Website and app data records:
____

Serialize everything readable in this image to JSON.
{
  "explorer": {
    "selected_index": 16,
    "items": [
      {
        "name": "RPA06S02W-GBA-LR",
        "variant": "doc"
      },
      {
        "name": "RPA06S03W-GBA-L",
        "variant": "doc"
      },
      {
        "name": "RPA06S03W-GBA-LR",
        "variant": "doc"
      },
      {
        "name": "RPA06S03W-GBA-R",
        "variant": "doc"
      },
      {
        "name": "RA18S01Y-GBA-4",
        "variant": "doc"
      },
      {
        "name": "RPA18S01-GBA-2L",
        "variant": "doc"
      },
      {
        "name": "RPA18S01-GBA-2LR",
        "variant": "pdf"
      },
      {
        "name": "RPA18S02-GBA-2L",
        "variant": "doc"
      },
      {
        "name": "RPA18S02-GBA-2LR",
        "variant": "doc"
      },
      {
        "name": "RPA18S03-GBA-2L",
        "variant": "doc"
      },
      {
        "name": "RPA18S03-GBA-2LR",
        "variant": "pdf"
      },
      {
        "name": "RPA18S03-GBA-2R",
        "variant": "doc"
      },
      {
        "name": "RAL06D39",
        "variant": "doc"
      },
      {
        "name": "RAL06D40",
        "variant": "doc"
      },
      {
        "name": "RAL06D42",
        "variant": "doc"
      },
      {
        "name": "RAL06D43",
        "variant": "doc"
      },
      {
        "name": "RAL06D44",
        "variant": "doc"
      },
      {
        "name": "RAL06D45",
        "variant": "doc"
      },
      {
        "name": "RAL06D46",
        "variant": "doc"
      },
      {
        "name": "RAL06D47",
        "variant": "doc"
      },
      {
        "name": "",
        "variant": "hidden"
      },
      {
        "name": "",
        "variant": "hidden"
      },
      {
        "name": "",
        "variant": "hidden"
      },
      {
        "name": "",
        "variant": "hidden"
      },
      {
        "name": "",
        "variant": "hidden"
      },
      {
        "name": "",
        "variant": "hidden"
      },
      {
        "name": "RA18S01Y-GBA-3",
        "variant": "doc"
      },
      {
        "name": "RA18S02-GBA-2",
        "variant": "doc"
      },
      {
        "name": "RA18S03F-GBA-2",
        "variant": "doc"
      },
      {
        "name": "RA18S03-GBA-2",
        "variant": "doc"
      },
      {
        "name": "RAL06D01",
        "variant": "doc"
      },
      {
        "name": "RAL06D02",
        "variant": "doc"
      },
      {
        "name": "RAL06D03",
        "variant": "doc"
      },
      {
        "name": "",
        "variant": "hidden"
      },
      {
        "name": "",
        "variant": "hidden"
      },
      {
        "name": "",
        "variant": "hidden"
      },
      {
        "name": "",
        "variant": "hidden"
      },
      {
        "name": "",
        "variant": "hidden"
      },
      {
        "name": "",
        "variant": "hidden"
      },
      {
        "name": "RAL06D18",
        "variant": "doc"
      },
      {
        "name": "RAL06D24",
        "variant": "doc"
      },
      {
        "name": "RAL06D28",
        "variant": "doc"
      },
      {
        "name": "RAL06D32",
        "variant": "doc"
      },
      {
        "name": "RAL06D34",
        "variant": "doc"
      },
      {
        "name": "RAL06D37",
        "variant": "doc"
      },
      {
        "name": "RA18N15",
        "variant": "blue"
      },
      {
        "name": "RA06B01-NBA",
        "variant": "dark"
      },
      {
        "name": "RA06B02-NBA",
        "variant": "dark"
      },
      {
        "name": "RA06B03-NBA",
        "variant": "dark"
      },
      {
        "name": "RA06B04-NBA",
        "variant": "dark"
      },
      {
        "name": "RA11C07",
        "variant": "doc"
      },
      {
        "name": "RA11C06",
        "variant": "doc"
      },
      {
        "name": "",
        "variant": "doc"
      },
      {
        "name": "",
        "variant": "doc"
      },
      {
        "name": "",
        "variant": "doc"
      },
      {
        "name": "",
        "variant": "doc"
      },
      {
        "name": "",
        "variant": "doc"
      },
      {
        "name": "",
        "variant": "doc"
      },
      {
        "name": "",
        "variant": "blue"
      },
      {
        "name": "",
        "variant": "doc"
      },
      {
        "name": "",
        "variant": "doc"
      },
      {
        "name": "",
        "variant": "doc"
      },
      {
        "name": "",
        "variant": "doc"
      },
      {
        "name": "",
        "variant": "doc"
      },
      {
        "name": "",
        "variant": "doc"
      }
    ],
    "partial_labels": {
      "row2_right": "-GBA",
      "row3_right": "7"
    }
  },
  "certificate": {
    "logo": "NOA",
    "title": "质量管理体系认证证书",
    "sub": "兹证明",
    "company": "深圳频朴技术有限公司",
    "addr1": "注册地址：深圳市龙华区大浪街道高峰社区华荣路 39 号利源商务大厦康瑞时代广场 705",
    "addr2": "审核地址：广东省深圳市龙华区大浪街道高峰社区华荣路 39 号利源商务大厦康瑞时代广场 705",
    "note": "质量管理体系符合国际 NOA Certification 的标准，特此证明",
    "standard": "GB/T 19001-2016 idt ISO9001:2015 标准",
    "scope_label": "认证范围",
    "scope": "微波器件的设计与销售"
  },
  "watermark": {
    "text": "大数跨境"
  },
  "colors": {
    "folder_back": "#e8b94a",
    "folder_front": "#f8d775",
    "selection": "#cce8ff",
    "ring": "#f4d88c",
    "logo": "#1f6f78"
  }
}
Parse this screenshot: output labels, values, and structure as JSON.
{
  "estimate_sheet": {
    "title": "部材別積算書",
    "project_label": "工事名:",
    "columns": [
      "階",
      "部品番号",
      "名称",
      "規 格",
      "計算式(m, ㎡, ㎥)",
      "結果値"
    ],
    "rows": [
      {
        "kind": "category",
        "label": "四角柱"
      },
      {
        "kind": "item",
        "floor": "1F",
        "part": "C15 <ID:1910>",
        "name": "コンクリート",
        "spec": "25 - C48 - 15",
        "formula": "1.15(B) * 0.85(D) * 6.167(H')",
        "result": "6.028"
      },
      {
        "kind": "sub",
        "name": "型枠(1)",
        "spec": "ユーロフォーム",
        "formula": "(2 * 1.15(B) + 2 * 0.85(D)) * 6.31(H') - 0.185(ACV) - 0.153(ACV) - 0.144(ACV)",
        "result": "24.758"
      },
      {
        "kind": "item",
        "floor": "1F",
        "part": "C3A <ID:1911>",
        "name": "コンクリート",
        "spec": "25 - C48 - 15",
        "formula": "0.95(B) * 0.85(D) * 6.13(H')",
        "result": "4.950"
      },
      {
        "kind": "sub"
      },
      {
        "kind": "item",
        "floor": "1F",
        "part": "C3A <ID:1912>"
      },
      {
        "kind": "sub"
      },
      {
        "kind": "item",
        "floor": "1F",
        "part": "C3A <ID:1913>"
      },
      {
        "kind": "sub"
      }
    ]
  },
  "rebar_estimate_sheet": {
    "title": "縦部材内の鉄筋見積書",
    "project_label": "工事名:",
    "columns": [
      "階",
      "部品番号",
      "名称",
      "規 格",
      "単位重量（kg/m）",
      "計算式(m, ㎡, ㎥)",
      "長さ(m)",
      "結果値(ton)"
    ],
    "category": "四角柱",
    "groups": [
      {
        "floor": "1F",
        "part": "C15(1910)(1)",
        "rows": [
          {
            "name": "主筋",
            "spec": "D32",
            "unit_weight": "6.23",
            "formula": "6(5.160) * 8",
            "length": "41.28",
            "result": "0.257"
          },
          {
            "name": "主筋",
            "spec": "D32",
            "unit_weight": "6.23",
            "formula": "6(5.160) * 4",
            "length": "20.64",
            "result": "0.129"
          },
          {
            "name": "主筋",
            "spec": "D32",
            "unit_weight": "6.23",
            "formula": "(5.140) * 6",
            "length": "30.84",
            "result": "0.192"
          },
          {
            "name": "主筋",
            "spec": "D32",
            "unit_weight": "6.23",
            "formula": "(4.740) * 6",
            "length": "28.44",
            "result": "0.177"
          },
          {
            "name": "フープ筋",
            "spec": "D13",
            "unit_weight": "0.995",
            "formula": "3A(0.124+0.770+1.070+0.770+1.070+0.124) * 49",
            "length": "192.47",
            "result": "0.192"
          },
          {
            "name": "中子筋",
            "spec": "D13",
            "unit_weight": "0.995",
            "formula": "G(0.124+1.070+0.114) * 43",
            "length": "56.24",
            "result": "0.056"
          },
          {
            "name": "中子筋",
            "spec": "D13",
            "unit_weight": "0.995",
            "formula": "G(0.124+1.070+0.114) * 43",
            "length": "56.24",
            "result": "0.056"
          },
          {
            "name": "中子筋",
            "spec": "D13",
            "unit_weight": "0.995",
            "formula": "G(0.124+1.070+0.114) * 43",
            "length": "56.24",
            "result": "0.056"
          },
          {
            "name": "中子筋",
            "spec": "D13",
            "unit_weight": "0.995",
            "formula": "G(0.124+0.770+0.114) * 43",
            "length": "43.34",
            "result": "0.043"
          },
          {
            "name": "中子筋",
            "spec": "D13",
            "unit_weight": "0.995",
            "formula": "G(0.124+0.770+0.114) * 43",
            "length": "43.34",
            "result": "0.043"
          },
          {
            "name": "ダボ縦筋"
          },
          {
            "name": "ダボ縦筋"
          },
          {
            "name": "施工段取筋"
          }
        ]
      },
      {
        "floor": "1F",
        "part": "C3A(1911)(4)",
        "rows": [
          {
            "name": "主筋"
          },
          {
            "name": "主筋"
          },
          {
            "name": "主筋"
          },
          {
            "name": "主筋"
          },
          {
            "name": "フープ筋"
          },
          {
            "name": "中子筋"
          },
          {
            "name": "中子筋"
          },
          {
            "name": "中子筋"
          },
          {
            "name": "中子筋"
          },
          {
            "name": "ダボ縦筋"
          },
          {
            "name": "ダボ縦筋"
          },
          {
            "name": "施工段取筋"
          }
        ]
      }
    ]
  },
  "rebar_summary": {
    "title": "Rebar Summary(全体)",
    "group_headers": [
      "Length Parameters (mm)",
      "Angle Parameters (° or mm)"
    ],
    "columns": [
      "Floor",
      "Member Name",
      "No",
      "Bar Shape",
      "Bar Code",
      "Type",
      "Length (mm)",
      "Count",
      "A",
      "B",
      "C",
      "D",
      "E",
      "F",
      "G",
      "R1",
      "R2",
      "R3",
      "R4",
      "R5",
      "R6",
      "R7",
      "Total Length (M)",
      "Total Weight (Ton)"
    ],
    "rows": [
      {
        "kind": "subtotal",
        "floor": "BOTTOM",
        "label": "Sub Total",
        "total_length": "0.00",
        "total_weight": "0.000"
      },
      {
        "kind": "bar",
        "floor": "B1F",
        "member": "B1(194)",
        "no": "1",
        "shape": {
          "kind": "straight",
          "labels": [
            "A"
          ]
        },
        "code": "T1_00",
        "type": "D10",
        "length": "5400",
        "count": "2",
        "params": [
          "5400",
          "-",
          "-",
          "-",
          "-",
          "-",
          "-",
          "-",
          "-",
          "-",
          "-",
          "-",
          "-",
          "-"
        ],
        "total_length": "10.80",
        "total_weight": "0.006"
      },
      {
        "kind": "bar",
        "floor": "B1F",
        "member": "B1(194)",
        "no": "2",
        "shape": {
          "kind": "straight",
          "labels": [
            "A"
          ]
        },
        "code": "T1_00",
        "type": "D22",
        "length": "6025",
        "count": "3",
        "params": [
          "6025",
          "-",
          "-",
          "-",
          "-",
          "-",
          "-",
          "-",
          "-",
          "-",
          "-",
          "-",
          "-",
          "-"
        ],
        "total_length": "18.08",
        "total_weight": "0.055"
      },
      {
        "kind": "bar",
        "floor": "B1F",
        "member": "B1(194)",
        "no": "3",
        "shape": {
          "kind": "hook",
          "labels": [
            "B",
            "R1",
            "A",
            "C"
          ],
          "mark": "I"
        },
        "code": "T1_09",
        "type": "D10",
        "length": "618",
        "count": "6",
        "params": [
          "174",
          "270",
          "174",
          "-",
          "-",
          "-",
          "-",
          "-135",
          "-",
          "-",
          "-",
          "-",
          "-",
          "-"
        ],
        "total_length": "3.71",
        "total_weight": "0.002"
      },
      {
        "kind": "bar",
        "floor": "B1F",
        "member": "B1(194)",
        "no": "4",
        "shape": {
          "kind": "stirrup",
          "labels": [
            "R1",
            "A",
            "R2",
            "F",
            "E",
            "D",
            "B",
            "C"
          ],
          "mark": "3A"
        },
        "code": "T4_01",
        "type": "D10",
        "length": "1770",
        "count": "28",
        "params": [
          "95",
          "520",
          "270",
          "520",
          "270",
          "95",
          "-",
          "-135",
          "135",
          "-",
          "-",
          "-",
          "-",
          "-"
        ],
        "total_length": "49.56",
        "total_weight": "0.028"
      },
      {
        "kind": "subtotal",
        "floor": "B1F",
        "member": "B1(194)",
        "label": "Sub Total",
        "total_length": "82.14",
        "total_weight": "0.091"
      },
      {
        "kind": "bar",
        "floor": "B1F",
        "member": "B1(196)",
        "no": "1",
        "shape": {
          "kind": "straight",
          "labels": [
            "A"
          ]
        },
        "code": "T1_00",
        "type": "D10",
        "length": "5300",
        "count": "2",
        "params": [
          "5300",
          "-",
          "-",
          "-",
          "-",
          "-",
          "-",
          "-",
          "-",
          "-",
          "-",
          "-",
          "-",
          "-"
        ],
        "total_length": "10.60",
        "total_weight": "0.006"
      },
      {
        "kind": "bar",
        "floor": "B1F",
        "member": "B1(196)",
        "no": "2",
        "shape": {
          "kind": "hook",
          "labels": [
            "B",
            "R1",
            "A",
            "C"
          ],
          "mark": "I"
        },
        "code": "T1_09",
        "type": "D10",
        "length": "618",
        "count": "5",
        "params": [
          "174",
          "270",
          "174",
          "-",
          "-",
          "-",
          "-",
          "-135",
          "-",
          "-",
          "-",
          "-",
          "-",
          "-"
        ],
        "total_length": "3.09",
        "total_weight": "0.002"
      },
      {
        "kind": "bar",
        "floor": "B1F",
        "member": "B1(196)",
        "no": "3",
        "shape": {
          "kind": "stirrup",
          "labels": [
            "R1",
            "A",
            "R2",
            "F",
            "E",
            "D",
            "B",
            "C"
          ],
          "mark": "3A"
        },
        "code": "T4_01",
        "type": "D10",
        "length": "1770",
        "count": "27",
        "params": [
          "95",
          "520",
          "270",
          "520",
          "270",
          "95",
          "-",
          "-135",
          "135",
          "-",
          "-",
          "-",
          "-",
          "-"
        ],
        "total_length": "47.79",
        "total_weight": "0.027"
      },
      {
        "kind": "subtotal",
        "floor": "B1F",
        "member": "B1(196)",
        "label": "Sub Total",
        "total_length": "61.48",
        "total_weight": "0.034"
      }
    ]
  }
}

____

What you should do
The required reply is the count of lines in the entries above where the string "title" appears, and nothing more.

Written solution
4